“Breakfast with Mugabe,” on extended run Off-Broadway in New York City, is set in Zimbabwe in 2001, on the eve of national elections. Based on newspaper reports of the time that alleged that Robert Mugabe had turned to a white Zimbabwean psychiatrist to help him cope with recurrent visitations by the ngozi, or malevolent spirit, of one of his former comrades, the play delves into the psychological motivations behind Mugabe’s highly controversial land redistribution policies.
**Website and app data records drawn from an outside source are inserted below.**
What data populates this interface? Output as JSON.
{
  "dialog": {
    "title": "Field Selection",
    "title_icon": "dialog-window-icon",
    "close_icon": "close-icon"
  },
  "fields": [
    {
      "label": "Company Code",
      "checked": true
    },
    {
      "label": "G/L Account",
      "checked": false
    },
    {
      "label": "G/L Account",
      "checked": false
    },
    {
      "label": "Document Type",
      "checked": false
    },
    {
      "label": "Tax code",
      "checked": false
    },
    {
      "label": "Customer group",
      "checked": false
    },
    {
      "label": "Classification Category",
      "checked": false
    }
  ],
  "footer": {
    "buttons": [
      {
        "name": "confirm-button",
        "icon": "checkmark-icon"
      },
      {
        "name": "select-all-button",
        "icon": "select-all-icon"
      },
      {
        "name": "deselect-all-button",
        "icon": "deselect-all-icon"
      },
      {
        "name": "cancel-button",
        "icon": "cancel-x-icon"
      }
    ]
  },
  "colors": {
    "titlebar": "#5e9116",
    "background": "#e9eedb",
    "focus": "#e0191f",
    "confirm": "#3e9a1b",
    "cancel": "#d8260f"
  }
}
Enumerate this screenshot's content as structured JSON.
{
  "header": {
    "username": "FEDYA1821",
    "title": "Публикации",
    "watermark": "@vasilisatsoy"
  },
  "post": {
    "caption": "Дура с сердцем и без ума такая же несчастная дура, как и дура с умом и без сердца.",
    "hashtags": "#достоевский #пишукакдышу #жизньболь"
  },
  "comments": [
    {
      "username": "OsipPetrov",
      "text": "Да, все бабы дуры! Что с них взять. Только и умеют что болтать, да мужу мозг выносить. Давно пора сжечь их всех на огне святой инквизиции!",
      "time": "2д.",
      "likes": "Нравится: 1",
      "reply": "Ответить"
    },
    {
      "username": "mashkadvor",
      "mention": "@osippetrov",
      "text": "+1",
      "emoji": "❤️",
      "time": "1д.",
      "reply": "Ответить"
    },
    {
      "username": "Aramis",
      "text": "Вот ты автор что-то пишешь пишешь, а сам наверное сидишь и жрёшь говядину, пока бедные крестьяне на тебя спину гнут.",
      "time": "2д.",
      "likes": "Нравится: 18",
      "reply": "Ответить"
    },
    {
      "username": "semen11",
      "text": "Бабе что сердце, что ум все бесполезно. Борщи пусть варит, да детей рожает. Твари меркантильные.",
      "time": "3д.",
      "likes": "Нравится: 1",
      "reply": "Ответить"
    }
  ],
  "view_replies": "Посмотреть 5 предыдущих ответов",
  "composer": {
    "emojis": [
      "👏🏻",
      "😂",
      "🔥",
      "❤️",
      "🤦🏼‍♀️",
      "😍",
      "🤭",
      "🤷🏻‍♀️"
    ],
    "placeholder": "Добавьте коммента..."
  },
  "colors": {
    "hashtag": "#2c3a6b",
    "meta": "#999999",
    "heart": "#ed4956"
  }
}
It is difficult to write about Nelson Mandela without sounding sycophantic or as if engaged in uncritical hero worship. Mandela’s stature and personality left little room for other sentiments other than those of profound admiration and gratitude. The post-World War II era produced some memorable African leaders who grace the pantheon of champions of the African liberation struggle. There is little doubt that Nelson “Madiba” Mandela ranked among the best of these.